Only the text belongs in the copy: retype each record exactly as it appears.

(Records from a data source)
Segment Open
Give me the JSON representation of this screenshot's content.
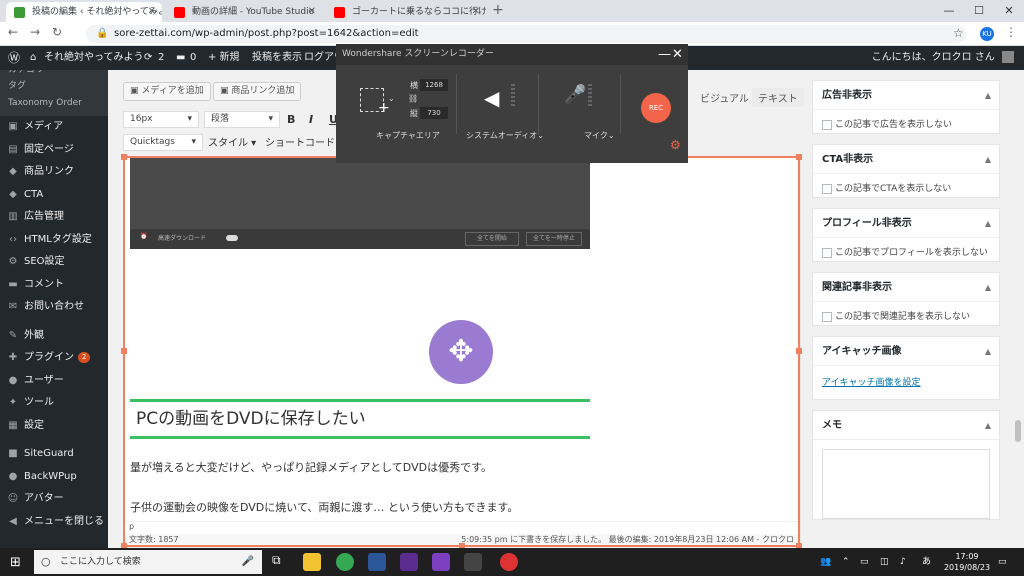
{
  "browser": {
    "tabs": [
      {
        "title": "投稿の編集 ‹ それ絶対やってみよう —",
        "active": true,
        "favicon_color": "#3d9b35"
      },
      {
        "title": "動画の詳細 - YouTube Studio",
        "active": false,
        "favicon_color": "#ff0000"
      },
      {
        "title": "ゴーカートに乗るならココに行け！ワン…",
        "active": false,
        "favicon_color": "#ff0000"
      }
    ],
    "new_tab": "+",
    "url": "sore-zettai.com/wp-admin/post.php?post=1642&action=edit",
    "window_controls": {
      "minimize": "—",
      "maximize": "☐",
      "close": "✕"
    },
    "profile_initial": "KU"
  },
  "adminbar": {
    "site_name": "それ絶対やってみよう",
    "updates": "2",
    "comments": "0",
    "new": "+ 新規",
    "view_post": "投稿を表示",
    "logout": "ログアウ",
    "greeting": "こんにちは、クロクロ さん"
  },
  "sidebar": {
    "sub_items": [
      "カテゴリー",
      "タグ",
      "Taxonomy Order"
    ],
    "items": [
      {
        "icon": "▣",
        "label": "メディア"
      },
      {
        "icon": "▤",
        "label": "固定ページ"
      },
      {
        "icon": "◆",
        "label": "商品リンク"
      },
      {
        "icon": "◆",
        "label": "CTA"
      },
      {
        "icon": "▥",
        "label": "広告管理"
      },
      {
        "icon": "‹›",
        "label": "HTMLタグ設定"
      },
      {
        "icon": "⚙",
        "label": "SEO設定"
      },
      {
        "icon": "▬",
        "label": "コメント"
      },
      {
        "icon": "✉",
        "label": "お問い合わせ"
      },
      {
        "icon": "✎",
        "label": "外観"
      },
      {
        "icon": "✚",
        "label": "プラグイン",
        "badge": "2"
      },
      {
        "icon": "●",
        "label": "ユーザー"
      },
      {
        "icon": "✦",
        "label": "ツール"
      },
      {
        "icon": "▦",
        "label": "設定"
      },
      {
        "icon": "■",
        "label": "SiteGuard"
      },
      {
        "icon": "●",
        "label": "BackWPup"
      },
      {
        "icon": "☺",
        "label": "アバター"
      },
      {
        "icon": "◀",
        "label": "メニューを閉じる"
      }
    ]
  },
  "editor": {
    "add_media": "メディアを追加",
    "product_link": "商品リンク追加",
    "tab_visual": "ビジュアル",
    "tab_text": "テキスト",
    "font_size": "16px",
    "format": "段落",
    "quicktags": "Quicktags",
    "style": "スタイル",
    "shortcode": "ショートコード",
    "tool_bold": "B",
    "tool_italic": "I",
    "tool_underline": "U",
    "image_caption_left": "高速ダウンロード",
    "image_btn1": "全てを開始",
    "image_btn2": "全てを一時停止",
    "heading": "PCの動画をDVDに保存したい",
    "para1": "量が増えると大変だけど、やっぱり記録メディアとしてDVDは優秀です。",
    "para2": "子供の運動会の映像をDVDに焼いて、両親に渡す… という使い方もできます。",
    "path": "p",
    "word_count": "文字数: 1857",
    "autosave": "5:09:35 pm に下書きを保存しました。 最後の編集: 2019年8月23日 12:06 AM - クロクロ"
  },
  "recorder": {
    "title": "Wondershare スクリーンレコーダー",
    "width_label": "横",
    "width_value": "1268",
    "height_label": "縦",
    "height_value": "730",
    "capture_area": "キャプチャエリア",
    "system_audio": "システムオーディオ",
    "mic": "マイク",
    "rec": "REC",
    "minimize": "—",
    "close": "✕"
  },
  "metaboxes": [
    {
      "title": "広告非表示",
      "body": "この記事で広告を表示しない",
      "type": "checkbox"
    },
    {
      "title": "CTA非表示",
      "body": "この記事でCTAを表示しない",
      "type": "checkbox"
    },
    {
      "title": "プロフィール非表示",
      "body": "この記事でプロフィールを表示しない",
      "type": "checkbox"
    },
    {
      "title": "関連記事非表示",
      "body": "この記事で関連記事を表示しない",
      "type": "checkbox"
    },
    {
      "title": "アイキャッチ画像",
      "body": "アイキャッチ画像を設定",
      "type": "link"
    },
    {
      "title": "メモ",
      "body": "",
      "type": "textarea"
    }
  ],
  "taskbar": {
    "search_placeholder": "ここに入力して検索",
    "time": "17:09",
    "date": "2019/08/23",
    "ime": "あ"
  }
}
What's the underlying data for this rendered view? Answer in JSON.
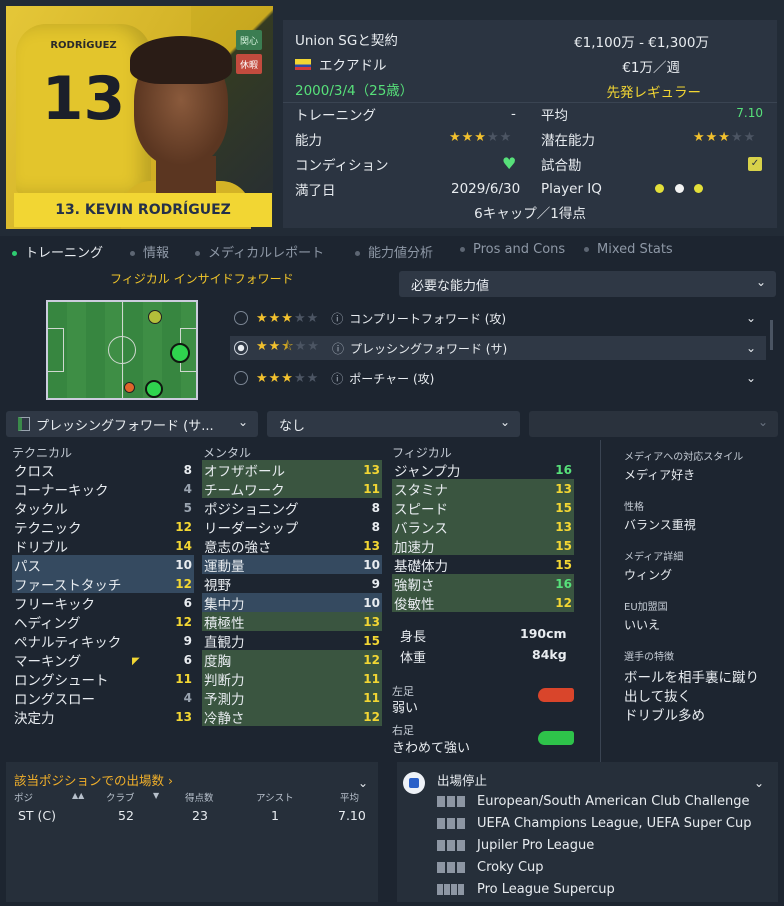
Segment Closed
**PROBLEM SOLUTION:**
Give me the JSON representation of this screenshot's content.
{
  "browser": {
    "tabs": [
      {
        "title": "投稿の編集 ‹ それ絶対やってみよう —",
        "active": true,
        "favicon_color": "#3d9b35"
      },
      {
        "title": "動画の詳細 - YouTube Studio",
        "active": false,
        "favicon_color": "#ff0000"
      },
      {
        "title": "ゴーカートに乗るならココに行け！ワン…",
        "active": false,
        "favicon_color": "#ff0000"
      }
    ],
    "new_tab": "+",
    "url": "sore-zettai.com/wp-admin/post.php?post=1642&action=edit",
    "window_controls": {
      "minimize": "—",
      "maximize": "☐",
      "close": "✕"
    },
    "profile_initial": "KU"
  },
  "adminbar": {
    "site_name": "それ絶対やってみよう",
    "updates": "2",
    "comments": "0",
    "new": "+ 新規",
    "view_post": "投稿を表示",
    "logout": "ログアウ",
    "greeting": "こんにちは、クロクロ さん"
  },
  "sidebar": {
    "sub_items": [
      "カテゴリー",
      "タグ",
      "Taxonomy Order"
    ],
    "items": [
      {
        "icon": "▣",
        "label": "メディア"
      },
      {
        "icon": "▤",
        "label": "固定ページ"
      },
      {
        "icon": "◆",
        "label": "商品リンク"
      },
      {
        "icon": "◆",
        "label": "CTA"
      },
      {
        "icon": "▥",
        "label": "広告管理"
      },
      {
        "icon": "‹›",
        "label": "HTMLタグ設定"
      },
      {
        "icon": "⚙",
        "label": "SEO設定"
      },
      {
        "icon": "▬",
        "label": "コメント"
      },
      {
        "icon": "✉",
        "label": "お問い合わせ"
      },
      {
        "icon": "✎",
        "label": "外観"
      },
      {
        "icon": "✚",
        "label": "プラグイン",
        "badge": "2"
      },
      {
        "icon": "●",
        "label": "ユーザー"
      },
      {
        "icon": "✦",
        "label": "ツール"
      },
      {
        "icon": "▦",
        "label": "設定"
      },
      {
        "icon": "■",
        "label": "SiteGuard"
      },
      {
        "icon": "●",
        "label": "BackWPup"
      },
      {
        "icon": "☺",
        "label": "アバター"
      },
      {
        "icon": "◀",
        "label": "メニューを閉じる"
      }
    ]
  },
  "editor": {
    "add_media": "メディアを追加",
    "product_link": "商品リンク追加",
    "tab_visual": "ビジュアル",
    "tab_text": "テキスト",
    "font_size": "16px",
    "format": "段落",
    "quicktags": "Quicktags",
    "style": "スタイル",
    "shortcode": "ショートコード",
    "tool_bold": "B",
    "tool_italic": "I",
    "tool_underline": "U",
    "image_caption_left": "高速ダウンロード",
    "image_btn1": "全てを開始",
    "image_btn2": "全てを一時停止",
    "heading": "PCの動画をDVDに保存したい",
    "para1": "量が増えると大変だけど、やっぱり記録メディアとしてDVDは優秀です。",
    "para2": "子供の運動会の映像をDVDに焼いて、両親に渡す… という使い方もできます。",
    "path": "p",
    "word_count": "文字数: 1857",
    "autosave": "5:09:35 pm に下書きを保存しました。 最後の編集: 2019年8月23日 12:06 AM - クロクロ"
  },
  "recorder": {
    "title": "Wondershare スクリーンレコーダー",
    "width_label": "横",
    "width_value": "1268",
    "height_label": "縦",
    "height_value": "730",
    "capture_area": "キャプチャエリア",
    "system_audio": "システムオーディオ",
    "mic": "マイク",
    "rec": "REC",
    "minimize": "—",
    "close": "✕"
  },
  "metaboxes": [
    {
      "title": "広告非表示",
      "body": "この記事で広告を表示しない",
      "type": "checkbox"
    },
    {
      "title": "CTA非表示",
      "body": "この記事でCTAを表示しない",
      "type": "checkbox"
    },
    {
      "title": "プロフィール非表示",
      "body": "この記事でプロフィールを表示しない",
      "type": "checkbox"
    },
    {
      "title": "関連記事非表示",
      "body": "この記事で関連記事を表示しない",
      "type": "checkbox"
    },
    {
      "title": "アイキャッチ画像",
      "body": "アイキャッチ画像を設定",
      "type": "link"
    },
    {
      "title": "メモ",
      "body": "",
      "type": "textarea"
    }
  ],
  "taskbar": {
    "search_placeholder": "ここに入力して検索",
    "time": "17:09",
    "date": "2019/08/23",
    "ime": "あ"
  }
}
What's the underlying data for this rendered view? Answer in JSON.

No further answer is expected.